▸ **What is being asked**:
Every entry must come back exactly as it was given.

▸ **Supplied material**:
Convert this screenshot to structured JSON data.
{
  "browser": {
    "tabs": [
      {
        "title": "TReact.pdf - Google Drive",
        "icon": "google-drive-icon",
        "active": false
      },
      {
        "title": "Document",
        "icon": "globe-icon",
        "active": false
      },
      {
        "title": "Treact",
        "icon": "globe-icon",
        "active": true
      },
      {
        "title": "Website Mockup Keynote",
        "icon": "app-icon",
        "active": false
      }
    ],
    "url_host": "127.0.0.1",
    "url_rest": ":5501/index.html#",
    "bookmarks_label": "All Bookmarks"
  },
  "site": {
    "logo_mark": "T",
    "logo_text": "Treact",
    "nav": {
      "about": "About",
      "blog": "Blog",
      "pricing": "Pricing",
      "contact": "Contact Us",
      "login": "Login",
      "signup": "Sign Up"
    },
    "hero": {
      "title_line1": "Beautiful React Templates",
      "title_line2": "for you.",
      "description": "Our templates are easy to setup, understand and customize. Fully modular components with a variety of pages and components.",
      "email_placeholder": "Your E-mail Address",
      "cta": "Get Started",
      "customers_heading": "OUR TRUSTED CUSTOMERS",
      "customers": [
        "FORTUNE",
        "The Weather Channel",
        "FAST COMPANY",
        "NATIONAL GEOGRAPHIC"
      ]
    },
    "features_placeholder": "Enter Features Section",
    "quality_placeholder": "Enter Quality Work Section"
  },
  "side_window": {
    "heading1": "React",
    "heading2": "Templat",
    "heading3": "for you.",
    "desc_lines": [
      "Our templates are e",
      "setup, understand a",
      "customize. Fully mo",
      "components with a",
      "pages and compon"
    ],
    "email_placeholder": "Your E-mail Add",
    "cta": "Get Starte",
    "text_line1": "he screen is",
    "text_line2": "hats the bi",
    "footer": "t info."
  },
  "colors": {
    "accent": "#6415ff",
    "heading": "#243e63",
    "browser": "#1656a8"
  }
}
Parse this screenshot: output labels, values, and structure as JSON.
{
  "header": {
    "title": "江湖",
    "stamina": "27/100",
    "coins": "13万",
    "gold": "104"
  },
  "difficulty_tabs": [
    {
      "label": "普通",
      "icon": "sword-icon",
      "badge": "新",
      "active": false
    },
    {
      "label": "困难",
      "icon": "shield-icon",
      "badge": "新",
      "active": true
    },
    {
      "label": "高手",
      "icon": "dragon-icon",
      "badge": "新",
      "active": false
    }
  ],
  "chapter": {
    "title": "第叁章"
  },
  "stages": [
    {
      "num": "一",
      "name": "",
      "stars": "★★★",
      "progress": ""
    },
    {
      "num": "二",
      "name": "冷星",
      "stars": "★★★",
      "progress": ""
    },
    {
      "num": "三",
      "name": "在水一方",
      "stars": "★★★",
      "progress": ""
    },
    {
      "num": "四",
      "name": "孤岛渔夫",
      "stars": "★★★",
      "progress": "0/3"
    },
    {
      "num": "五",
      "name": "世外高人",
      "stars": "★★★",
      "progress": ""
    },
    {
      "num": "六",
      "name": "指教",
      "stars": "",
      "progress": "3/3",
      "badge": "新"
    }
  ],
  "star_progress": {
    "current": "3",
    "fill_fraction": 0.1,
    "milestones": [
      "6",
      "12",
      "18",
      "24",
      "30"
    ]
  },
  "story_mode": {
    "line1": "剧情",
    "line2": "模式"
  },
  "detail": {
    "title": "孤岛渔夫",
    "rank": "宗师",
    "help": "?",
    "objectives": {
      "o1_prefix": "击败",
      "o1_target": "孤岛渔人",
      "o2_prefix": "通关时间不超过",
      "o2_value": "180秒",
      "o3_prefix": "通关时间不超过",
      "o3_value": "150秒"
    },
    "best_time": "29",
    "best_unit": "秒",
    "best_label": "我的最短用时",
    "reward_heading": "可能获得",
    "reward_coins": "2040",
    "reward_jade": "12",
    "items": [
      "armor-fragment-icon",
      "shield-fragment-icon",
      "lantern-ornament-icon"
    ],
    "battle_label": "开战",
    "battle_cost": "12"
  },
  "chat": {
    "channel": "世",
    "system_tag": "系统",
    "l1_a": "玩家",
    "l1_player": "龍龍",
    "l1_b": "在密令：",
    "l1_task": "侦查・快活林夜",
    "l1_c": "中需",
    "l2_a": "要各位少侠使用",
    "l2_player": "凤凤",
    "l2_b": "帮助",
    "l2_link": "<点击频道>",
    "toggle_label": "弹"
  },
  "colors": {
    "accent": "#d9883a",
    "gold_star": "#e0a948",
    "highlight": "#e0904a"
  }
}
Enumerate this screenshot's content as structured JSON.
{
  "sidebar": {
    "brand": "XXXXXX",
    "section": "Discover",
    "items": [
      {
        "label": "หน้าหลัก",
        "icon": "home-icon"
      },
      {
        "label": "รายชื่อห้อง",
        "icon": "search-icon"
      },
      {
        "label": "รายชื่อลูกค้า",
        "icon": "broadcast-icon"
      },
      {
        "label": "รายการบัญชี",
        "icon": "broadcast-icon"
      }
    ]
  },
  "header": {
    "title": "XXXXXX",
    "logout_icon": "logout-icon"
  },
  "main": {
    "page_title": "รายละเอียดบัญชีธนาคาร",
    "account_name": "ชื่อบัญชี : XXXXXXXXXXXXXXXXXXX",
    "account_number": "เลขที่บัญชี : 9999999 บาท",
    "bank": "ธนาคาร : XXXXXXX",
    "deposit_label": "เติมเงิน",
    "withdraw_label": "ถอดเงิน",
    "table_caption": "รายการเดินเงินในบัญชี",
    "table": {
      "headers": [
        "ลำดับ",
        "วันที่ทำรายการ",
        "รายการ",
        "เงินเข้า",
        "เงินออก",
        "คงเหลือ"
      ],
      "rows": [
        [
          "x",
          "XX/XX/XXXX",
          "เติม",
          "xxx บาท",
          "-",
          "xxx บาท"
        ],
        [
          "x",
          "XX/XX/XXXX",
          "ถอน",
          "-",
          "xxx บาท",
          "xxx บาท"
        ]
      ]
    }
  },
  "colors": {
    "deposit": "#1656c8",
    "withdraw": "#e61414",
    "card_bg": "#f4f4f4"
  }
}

▸ **Solution for this problem**:
Convert this screenshot to structured JSON data.
{
  "browser": {
    "tabs": [
      {
        "title": "TReact.pdf - Google Drive",
        "icon": "google-drive-icon",
        "active": false
      },
      {
        "title": "Document",
        "icon": "globe-icon",
        "active": false
      },
      {
        "title": "Treact",
        "icon": "globe-icon",
        "active": true
      },
      {
        "title": "Website Mockup Keynote",
        "icon": "app-icon",
        "active": false
      }
    ],
    "url_host": "127.0.0.1",
    "url_rest": ":5501/index.html#",
    "bookmarks_label": "All Bookmarks"
  },
  "site": {
    "logo_mark": "T",
    "logo_text": "Treact",
    "nav": {
      "about": "About",
      "blog": "Blog",
      "pricing": "Pricing",
      "contact": "Contact Us",
      "login": "Login",
      "signup": "Sign Up"
    },
    "hero": {
      "title_line1": "Beautiful React Templates",
      "title_line2": "for you.",
      "description": "Our templates are easy to setup, understand and customize. Fully modular components with a variety of pages and components.",
      "email_placeholder": "Your E-mail Address",
      "cta": "Get Started",
      "customers_heading": "OUR TRUSTED CUSTOMERS",
      "customers": [
        "FORTUNE",
        "The Weather Channel",
        "FAST COMPANY",
        "NATIONAL GEOGRAPHIC"
      ]
    },
    "features_placeholder": "Enter Features Section",
    "quality_placeholder": "Enter Quality Work Section"
  },
  "side_window": {
    "heading1": "React",
    "heading2": "Templat",
    "heading3": "for you.",
    "desc_lines": [
      "Our templates are e",
      "setup, understand a",
      "customize. Fully mo",
      "components with a",
      "pages and compon"
    ],
    "email_placeholder": "Your E-mail Add",
    "cta": "Get Starte",
    "text_line1": "he screen is",
    "text_line2": "hats the bi",
    "footer": "t info."
  },
  "colors": {
    "accent": "#6415ff",
    "heading": "#243e63",
    "browser": "#1656a8"
  }
}
Parse this screenshot: output labels, values, and structure as JSON.
{
  "header": {
    "title": "江湖",
    "stamina": "27/100",
    "coins": "13万",
    "gold": "104"
  },
  "difficulty_tabs": [
    {
      "label": "普通",
      "icon": "sword-icon",
      "badge": "新",
      "active": false
    },
    {
      "label": "困难",
      "icon": "shield-icon",
      "badge": "新",
      "active": true
    },
    {
      "label": "高手",
      "icon": "dragon-icon",
      "badge": "新",
      "active": false
    }
  ],
  "chapter": {
    "title": "第叁章"
  },
  "stages": [
    {
      "num": "一",
      "name": "",
      "stars": "★★★",
      "progress": ""
    },
    {
      "num": "二",
      "name": "冷星",
      "stars": "★★★",
      "progress": ""
    },
    {
      "num": "三",
      "name": "在水一方",
      "stars": "★★★",
      "progress": ""
    },
    {
      "num": "四",
      "name": "孤岛渔夫",
      "stars": "★★★",
      "progress": "0/3"
    },
    {
      "num": "五",
      "name": "世外高人",
      "stars": "★★★",
      "progress": ""
    },
    {
      "num": "六",
      "name": "指教",
      "stars": "",
      "progress": "3/3",
      "badge": "新"
    }
  ],
  "star_progress": {
    "current": "3",
    "fill_fraction": 0.1,
    "milestones": [
      "6",
      "12",
      "18",
      "24",
      "30"
    ]
  },
  "story_mode": {
    "line1": "剧情",
    "line2": "模式"
  },
  "detail": {
    "title": "孤岛渔夫",
    "rank": "宗师",
    "help": "?",
    "objectives": {
      "o1_prefix": "击败",
      "o1_target": "孤岛渔人",
      "o2_prefix": "通关时间不超过",
      "o2_value": "180秒",
      "o3_prefix": "通关时间不超过",
      "o3_value": "150秒"
    },
    "best_time": "29",
    "best_unit": "秒",
    "best_label": "我的最短用时",
    "reward_heading": "可能获得",
    "reward_coins": "2040",
    "reward_jade": "12",
    "items": [
      "armor-fragment-icon",
      "shield-fragment-icon",
      "lantern-ornament-icon"
    ],
    "battle_label": "开战",
    "battle_cost": "12"
  },
  "chat": {
    "channel": "世",
    "system_tag": "系统",
    "l1_a": "玩家",
    "l1_player": "龍龍",
    "l1_b": "在密令：",
    "l1_task": "侦查・快活林夜",
    "l1_c": "中需",
    "l2_a": "要各位少侠使用",
    "l2_player": "凤凤",
    "l2_b": "帮助",
    "l2_link": "<点击频道>",
    "toggle_label": "弹"
  },
  "colors": {
    "accent": "#d9883a",
    "gold_star": "#e0a948",
    "highlight": "#e0904a"
  }
}
Enumerate this screenshot's content as structured JSON.
{
  "sidebar": {
    "brand": "XXXXXX",
    "section": "Discover",
    "items": [
      {
        "label": "หน้าหลัก",
        "icon": "home-icon"
      },
      {
        "label": "รายชื่อห้อง",
        "icon": "search-icon"
      },
      {
        "label": "รายชื่อลูกค้า",
        "icon": "broadcast-icon"
      },
      {
        "label": "รายการบัญชี",
        "icon": "broadcast-icon"
      }
    ]
  },
  "header": {
    "title": "XXXXXX",
    "logout_icon": "logout-icon"
  },
  "main": {
    "page_title": "รายละเอียดบัญชีธนาคาร",
    "account_name": "ชื่อบัญชี : XXXXXXXXXXXXXXXXXXX",
    "account_number": "เลขที่บัญชี : 9999999 บาท",
    "bank": "ธนาคาร : XXXXXXX",
    "deposit_label": "เติมเงิน",
    "withdraw_label": "ถอดเงิน",
    "table_caption": "รายการเดินเงินในบัญชี",
    "table": {
      "headers": [
        "ลำดับ",
        "วันที่ทำรายการ",
        "รายการ",
        "เงินเข้า",
        "เงินออก",
        "คงเหลือ"
      ],
      "rows": [
        [
          "x",
          "XX/XX/XXXX",
          "เติม",
          "xxx บาท",
          "-",
          "xxx บาท"
        ],
        [
          "x",
          "XX/XX/XXXX",
          "ถอน",
          "-",
          "xxx บาท",
          "xxx บาท"
        ]
      ]
    }
  },
  "colors": {
    "deposit": "#1656c8",
    "withdraw": "#e61414",
    "card_bg": "#f4f4f4"
  }
}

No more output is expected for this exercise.